▶ _Task requirements_
In the records below, some lines contain the word "this". Copy each of them.

▶ _Extracted entries_
----------

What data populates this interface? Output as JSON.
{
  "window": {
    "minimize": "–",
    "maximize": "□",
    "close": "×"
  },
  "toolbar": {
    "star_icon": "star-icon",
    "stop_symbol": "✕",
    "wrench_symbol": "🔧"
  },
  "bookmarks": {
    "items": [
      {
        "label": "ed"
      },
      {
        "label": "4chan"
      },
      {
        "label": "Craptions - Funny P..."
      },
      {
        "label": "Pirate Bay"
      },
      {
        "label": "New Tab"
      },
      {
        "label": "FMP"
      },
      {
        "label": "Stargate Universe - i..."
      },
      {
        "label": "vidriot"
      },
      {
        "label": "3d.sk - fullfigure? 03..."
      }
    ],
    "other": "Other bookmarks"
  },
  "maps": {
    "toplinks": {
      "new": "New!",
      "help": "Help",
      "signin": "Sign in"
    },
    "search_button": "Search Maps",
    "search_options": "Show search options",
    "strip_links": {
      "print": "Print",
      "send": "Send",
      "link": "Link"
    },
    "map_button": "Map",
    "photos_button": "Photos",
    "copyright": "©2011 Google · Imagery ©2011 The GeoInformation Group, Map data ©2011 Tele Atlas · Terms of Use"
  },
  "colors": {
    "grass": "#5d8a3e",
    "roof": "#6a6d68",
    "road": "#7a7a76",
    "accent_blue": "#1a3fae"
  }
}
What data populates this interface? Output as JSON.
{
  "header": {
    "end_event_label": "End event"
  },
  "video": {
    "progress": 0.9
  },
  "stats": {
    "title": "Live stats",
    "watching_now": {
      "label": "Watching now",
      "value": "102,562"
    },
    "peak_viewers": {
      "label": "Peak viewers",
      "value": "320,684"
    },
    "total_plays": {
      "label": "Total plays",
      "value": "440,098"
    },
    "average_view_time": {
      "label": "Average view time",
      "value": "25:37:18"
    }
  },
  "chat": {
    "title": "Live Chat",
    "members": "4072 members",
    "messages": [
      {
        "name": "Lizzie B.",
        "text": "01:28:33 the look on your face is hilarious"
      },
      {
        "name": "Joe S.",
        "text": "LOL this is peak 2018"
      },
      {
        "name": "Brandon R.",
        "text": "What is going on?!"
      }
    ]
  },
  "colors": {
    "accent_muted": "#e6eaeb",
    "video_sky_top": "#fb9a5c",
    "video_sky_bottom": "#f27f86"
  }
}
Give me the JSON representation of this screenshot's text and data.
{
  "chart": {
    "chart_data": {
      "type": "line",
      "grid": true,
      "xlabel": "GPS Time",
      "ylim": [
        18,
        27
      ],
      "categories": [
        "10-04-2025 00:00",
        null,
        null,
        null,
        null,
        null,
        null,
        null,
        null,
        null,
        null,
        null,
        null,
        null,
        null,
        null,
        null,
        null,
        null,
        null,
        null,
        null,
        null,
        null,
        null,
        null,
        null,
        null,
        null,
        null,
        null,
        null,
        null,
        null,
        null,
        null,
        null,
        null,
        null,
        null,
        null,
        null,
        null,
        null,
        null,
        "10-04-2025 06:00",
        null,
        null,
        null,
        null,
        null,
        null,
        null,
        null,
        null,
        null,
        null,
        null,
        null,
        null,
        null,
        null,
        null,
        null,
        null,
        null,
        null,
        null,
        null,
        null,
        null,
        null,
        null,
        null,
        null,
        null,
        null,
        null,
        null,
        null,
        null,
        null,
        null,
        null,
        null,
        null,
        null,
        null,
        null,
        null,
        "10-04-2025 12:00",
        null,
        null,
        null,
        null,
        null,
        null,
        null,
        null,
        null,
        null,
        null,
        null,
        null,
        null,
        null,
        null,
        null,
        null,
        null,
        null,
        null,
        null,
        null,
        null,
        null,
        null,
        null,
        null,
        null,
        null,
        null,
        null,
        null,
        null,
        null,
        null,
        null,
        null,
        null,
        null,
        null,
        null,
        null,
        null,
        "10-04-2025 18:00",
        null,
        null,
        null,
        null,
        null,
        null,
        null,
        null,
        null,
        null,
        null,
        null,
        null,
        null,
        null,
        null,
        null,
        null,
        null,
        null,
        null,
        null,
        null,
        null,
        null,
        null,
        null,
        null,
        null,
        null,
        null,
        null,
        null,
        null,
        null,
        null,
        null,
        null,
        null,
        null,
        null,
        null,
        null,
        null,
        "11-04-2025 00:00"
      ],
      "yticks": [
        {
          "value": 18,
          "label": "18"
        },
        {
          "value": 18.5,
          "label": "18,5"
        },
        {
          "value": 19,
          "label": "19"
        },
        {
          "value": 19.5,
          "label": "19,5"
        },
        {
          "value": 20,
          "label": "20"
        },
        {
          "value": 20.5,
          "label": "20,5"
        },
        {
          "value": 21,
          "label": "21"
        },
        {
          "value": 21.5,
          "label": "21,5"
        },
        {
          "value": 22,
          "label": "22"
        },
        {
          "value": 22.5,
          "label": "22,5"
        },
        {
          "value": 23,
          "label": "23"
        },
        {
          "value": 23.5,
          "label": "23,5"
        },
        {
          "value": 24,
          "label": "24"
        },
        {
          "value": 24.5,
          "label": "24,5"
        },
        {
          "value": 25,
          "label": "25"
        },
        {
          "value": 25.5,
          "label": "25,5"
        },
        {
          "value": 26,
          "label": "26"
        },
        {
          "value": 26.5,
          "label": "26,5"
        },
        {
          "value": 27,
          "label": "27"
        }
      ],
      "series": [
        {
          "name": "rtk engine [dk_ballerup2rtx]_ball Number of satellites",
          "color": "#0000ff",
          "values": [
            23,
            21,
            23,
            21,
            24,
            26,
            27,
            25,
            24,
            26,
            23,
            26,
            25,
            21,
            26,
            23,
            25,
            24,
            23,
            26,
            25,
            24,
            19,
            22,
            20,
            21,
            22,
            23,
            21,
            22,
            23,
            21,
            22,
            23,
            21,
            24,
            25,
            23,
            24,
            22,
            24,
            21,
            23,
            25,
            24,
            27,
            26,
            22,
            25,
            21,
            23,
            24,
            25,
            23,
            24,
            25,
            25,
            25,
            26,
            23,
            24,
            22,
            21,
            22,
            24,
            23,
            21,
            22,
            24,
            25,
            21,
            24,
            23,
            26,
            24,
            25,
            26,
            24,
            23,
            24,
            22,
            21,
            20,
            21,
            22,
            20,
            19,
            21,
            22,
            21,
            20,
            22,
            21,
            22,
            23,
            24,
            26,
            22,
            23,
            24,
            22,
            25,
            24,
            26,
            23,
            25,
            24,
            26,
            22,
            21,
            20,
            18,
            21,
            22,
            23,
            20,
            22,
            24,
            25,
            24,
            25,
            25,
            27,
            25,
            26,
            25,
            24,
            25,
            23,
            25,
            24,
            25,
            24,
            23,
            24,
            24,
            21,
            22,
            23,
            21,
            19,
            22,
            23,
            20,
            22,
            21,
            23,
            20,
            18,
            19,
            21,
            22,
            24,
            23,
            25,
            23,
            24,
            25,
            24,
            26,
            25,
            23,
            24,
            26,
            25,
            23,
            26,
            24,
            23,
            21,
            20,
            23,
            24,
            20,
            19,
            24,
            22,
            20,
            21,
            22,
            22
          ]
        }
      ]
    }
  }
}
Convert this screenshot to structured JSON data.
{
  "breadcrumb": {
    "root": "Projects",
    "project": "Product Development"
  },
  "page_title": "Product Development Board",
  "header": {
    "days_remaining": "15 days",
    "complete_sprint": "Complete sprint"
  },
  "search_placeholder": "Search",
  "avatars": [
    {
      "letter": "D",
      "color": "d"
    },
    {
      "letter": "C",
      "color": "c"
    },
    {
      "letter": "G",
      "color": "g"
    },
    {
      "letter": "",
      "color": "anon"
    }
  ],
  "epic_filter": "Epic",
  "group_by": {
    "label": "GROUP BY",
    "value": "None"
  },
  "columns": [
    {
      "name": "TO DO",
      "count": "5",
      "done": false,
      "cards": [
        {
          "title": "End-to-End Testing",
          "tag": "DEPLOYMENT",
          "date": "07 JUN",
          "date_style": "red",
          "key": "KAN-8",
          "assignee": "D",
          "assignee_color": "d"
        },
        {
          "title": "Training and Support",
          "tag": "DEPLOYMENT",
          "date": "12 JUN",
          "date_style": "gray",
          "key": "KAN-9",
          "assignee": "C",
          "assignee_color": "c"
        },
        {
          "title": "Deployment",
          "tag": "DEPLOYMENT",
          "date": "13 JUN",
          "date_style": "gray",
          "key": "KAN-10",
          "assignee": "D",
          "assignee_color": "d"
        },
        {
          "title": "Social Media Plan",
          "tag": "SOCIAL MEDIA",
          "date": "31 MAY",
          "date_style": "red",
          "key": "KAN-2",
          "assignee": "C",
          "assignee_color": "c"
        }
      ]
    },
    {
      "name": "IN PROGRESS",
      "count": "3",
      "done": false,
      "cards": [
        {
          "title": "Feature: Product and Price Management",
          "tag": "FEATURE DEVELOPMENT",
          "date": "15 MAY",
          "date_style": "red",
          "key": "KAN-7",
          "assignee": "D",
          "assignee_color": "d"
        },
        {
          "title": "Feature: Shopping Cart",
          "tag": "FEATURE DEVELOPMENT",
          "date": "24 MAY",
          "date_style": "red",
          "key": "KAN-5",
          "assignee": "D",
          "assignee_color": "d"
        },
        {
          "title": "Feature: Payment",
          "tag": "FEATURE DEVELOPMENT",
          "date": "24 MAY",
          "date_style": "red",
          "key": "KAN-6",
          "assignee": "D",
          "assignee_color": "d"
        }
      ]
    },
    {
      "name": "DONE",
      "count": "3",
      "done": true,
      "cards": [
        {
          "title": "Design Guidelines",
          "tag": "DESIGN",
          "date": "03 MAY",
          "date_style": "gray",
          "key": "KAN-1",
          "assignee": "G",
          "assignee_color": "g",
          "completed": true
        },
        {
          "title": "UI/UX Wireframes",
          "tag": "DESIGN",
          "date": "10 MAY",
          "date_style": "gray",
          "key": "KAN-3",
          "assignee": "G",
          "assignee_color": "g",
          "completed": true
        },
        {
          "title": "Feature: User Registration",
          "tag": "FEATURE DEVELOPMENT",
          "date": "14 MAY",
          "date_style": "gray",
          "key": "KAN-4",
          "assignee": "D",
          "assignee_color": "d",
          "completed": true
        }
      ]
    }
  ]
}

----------

▶ _Task answer_
What data populates this interface? Output as JSON.
What data populates this interface? Output as JSON.
        "text": "LOL this is peak 2018"
Give me the JSON representation of this screenshot's text and data.
Convert this screenshot to structured JSON data.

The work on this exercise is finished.